Check out How NASA is directly benefiting humanity in Eye on the Tide: 

Next time on the NASA Village: Environmental Monitoring: How Clean is it?

Do you want more stories?  Find our NASA Villagers here!

It’s a U.S. Record! Cumulative Days in Space: 383

Today, Astronaut Scott Kelly has broken the record for longest time spent in space by a U.S. astronaut! Over the course of his four missions, Kelly has spent 383 cumulative days in space. This record was previously held by Astronaut Mike Fincke, with 382 days in space over three flights. Here are some more fun facts about this milestone:

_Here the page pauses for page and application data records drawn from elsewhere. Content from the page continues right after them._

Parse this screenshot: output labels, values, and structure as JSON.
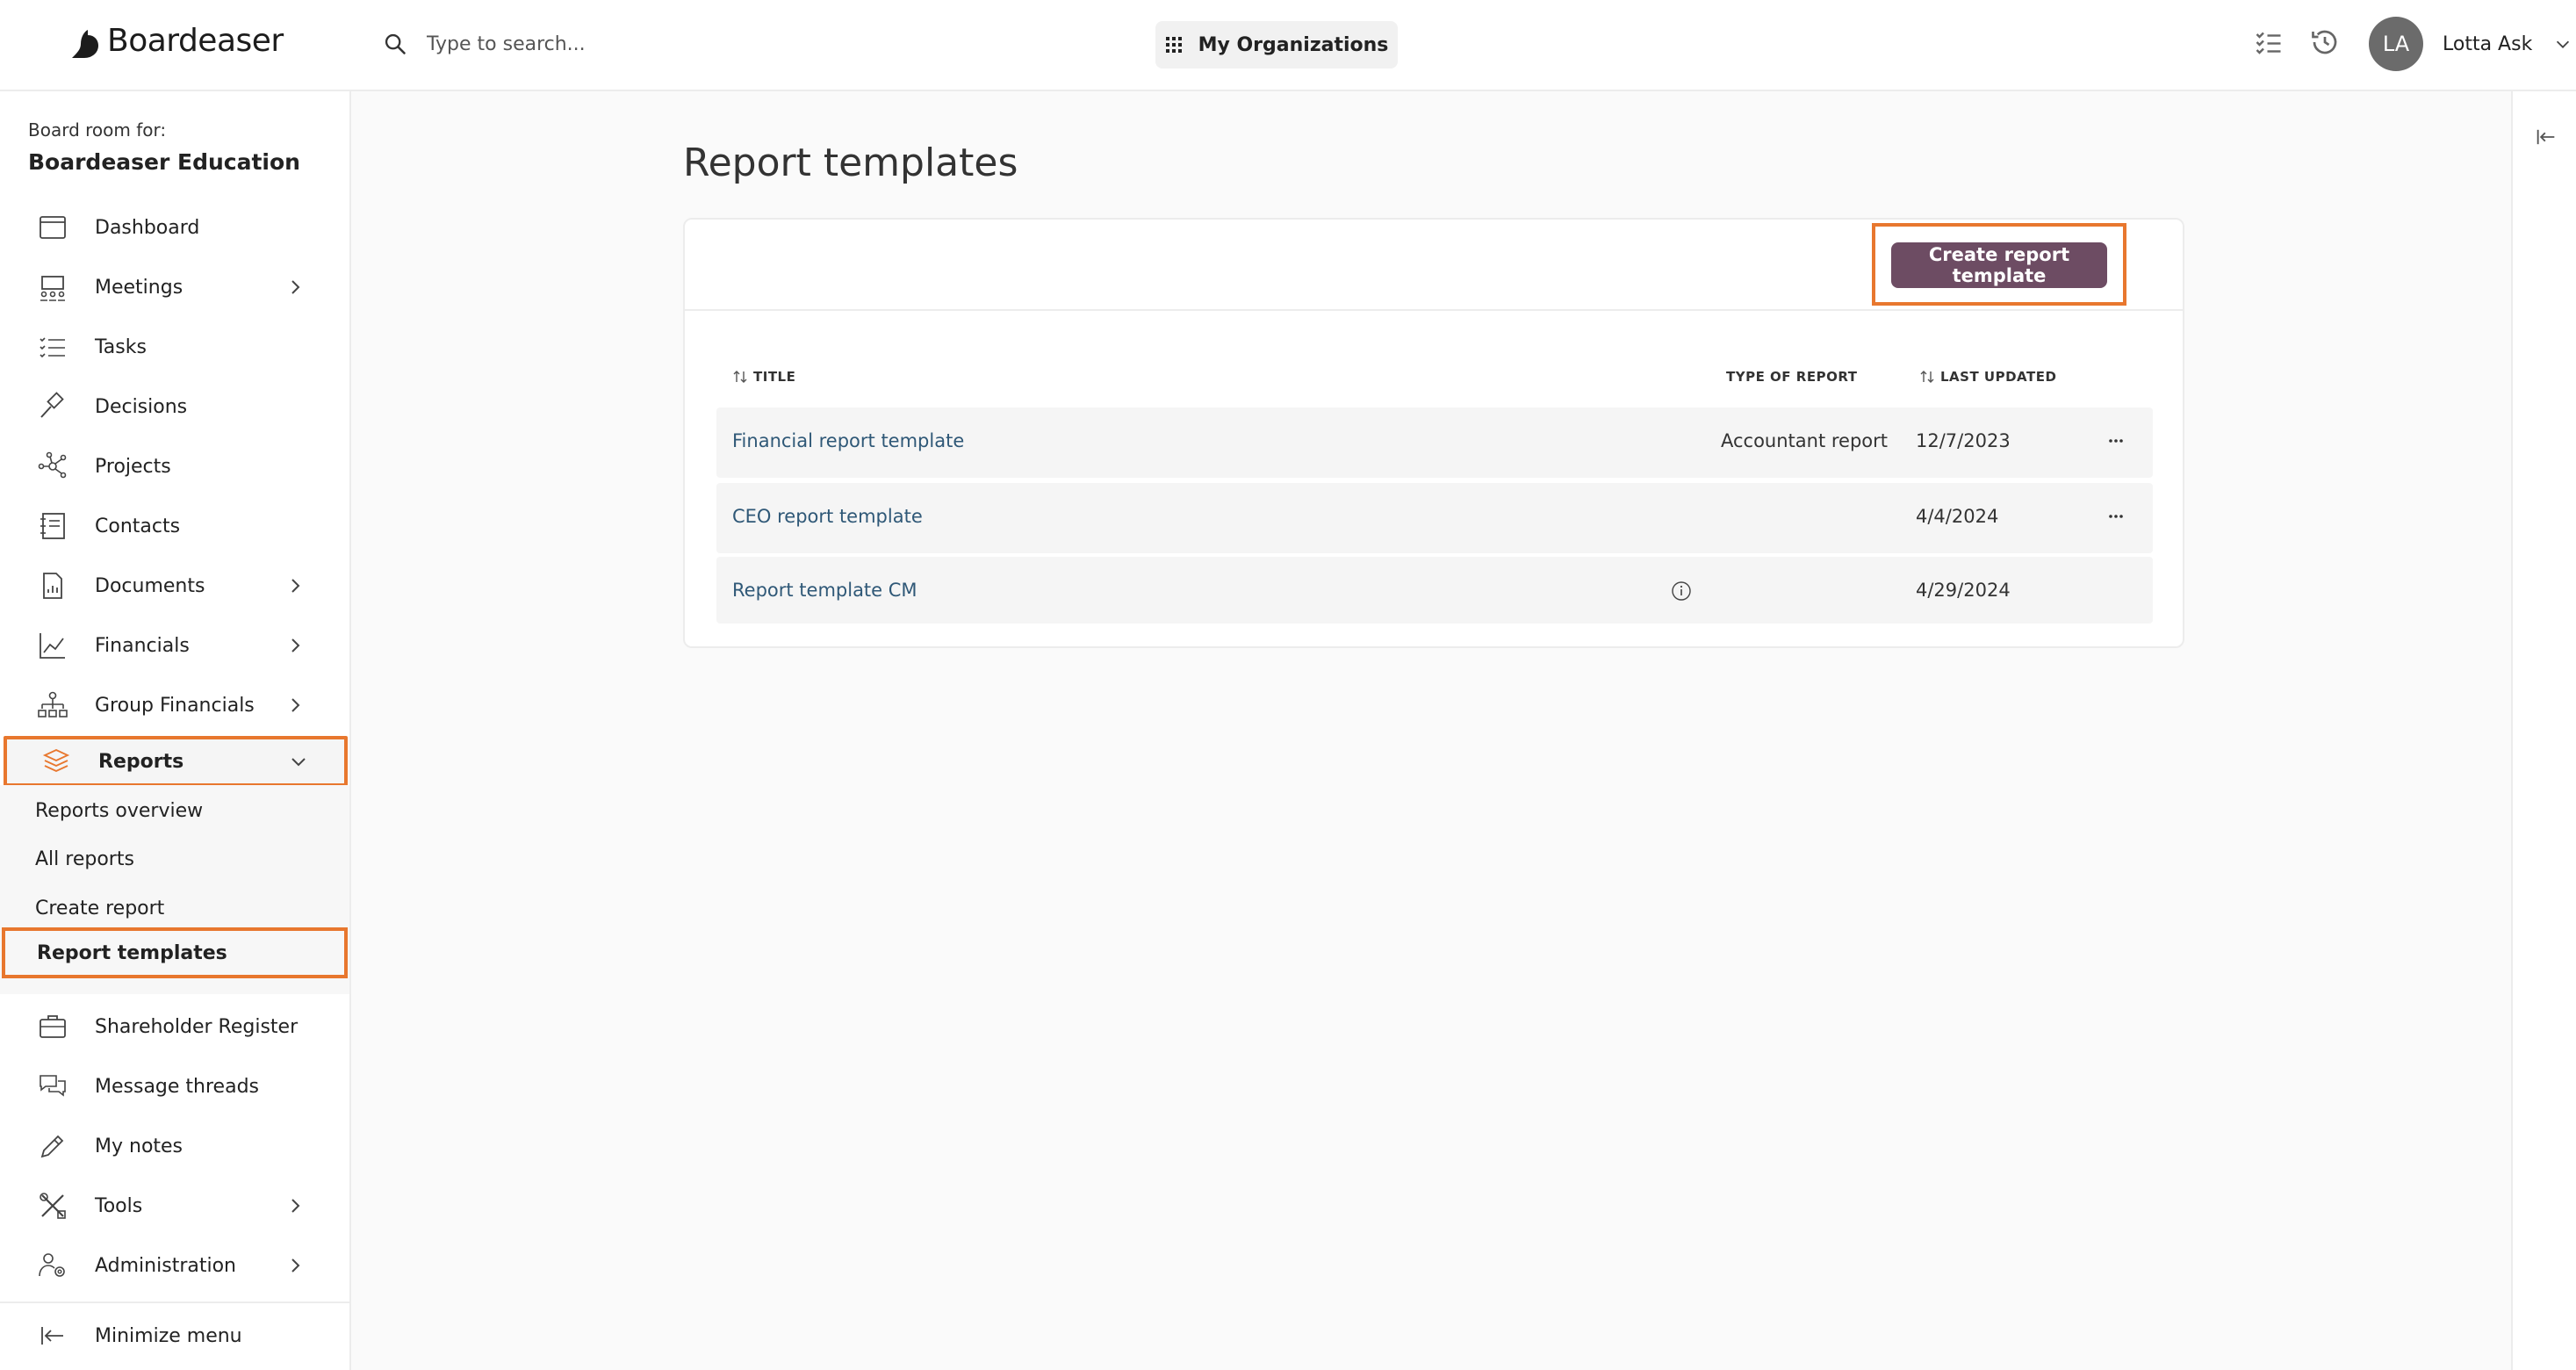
{
  "brand": {
    "name": "Boardeaser"
  },
  "search": {
    "placeholder": "Type to search..."
  },
  "orgs_button": {
    "label": "My Organizations"
  },
  "user": {
    "initials": "LA",
    "name": "Lotta Ask"
  },
  "sidebar": {
    "board_for": "Board room for:",
    "org_name": "Boardeaser Education",
    "items": [
      {
        "label": "Dashboard",
        "icon": "calendar-icon",
        "expandable": false
      },
      {
        "label": "Meetings",
        "icon": "meeting-icon",
        "expandable": true
      },
      {
        "label": "Tasks",
        "icon": "tasks-icon",
        "expandable": false
      },
      {
        "label": "Decisions",
        "icon": "gavel-icon",
        "expandable": false
      },
      {
        "label": "Projects",
        "icon": "network-icon",
        "expandable": false
      },
      {
        "label": "Contacts",
        "icon": "contacts-icon",
        "expandable": false
      },
      {
        "label": "Documents",
        "icon": "document-icon",
        "expandable": true
      },
      {
        "label": "Financials",
        "icon": "chart-line-icon",
        "expandable": true
      },
      {
        "label": "Group Financials",
        "icon": "org-chart-icon",
        "expandable": true
      },
      {
        "label": "Reports",
        "icon": "layers-icon",
        "expandable": true,
        "expanded": true
      },
      {
        "label": "Shareholder Register",
        "icon": "briefcase-icon",
        "expandable": false
      },
      {
        "label": "Message threads",
        "icon": "chat-icon",
        "expandable": false
      },
      {
        "label": "My notes",
        "icon": "pencil-icon",
        "expandable": false
      },
      {
        "label": "Tools",
        "icon": "tools-icon",
        "expandable": true
      },
      {
        "label": "Administration",
        "icon": "users-gear-icon",
        "expandable": true
      }
    ],
    "reports_sub": [
      {
        "label": "Reports overview"
      },
      {
        "label": "All reports"
      },
      {
        "label": "Create report"
      },
      {
        "label": "Report templates",
        "active": true
      }
    ],
    "minimize_label": "Minimize menu"
  },
  "main": {
    "title": "Report templates",
    "create_button": "Create report template",
    "columns": {
      "title": "TITLE",
      "type": "TYPE OF REPORT",
      "updated": "LAST UPDATED"
    },
    "rows": [
      {
        "title": "Financial report template",
        "type": "Accountant report",
        "updated": "12/7/2023",
        "menu": true
      },
      {
        "title": "CEO report template",
        "type": "",
        "updated": "4/4/2024",
        "menu": true
      },
      {
        "title": "Report template CM",
        "type": "",
        "updated": "4/29/2024",
        "info": true
      }
    ]
  },
  "colors": {
    "accent": "#e8772e",
    "primary_button": "#6d4c63",
    "link": "#2f5877"
  }
}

  • 4: The number of humans that have spent a year or more in orbit on a single mission
  • 215 Days: The record currently held by Mike Lopez-Alegria for most time on a single spaceflight by U.S. astronaut. On Oct. 29, Kelly will break this record
  • 377 Days: The current record for most days in space by a U.S. female astronaut, held by Peggy Whitson
  • 879 Days: The record for most cumulative days in space by a human, currently held by Russian cosmonaut Gennady Padalka

Why Spend a Year in Space?

Kelly’s One-Year Mission is an important stepping stone on our journey to Mars and other deep space destinations. These investigations are expected to yield beneficial knowledge on the medical, psychological and biomedical challenges faced by astronauts during long-duration spaceflight.

Kelly is also involved in the Twins Study, which consists of ten separate investigations that are being conducted with his twin brother, who is on Earth. Since we are able to study two individuals who have the same genetics, but are in different environments for one year, we can gain a broader insight into the subtle effects and changes that may occur in spaceflight.

For regular updates on Kelly’s one-year mission aboard the space station, follow him on social media: Facebook, Twitter, Instagram.

Make sure to follow us on Tumblr for your regular dose of space: http://nasa.tumblr.com

Fic: Vegas, Baby

Title: Vegas, Baby (1/?)
Author: Emma Grant ( @emmagrant01)
Fandom: Check Please ( @omgcheckplease)
Series: Something Like This
Pairing: Kent Parson/Taylor Whitton (OMC)
Rating: Explicit
Summary: When Jack and Bitty went to Montreal, Taylor Whitton went to Las Vegas.
Length: 6300 words this chapter

Notes: This fic takes place during chapters 41-43 of the main story. It’s a WIP, and I’m not sure how long it will be. Please note that I probably won’t be able to get back to it until the main story is finished, but I think chapter 1 stands alone pretty well.

I just thought a little porny fic might help on this no good, very bad day. <3

Thanks to DrinkingCocoa, Esterbrook, and Nautilicious for their comments!

Link: Chapter 1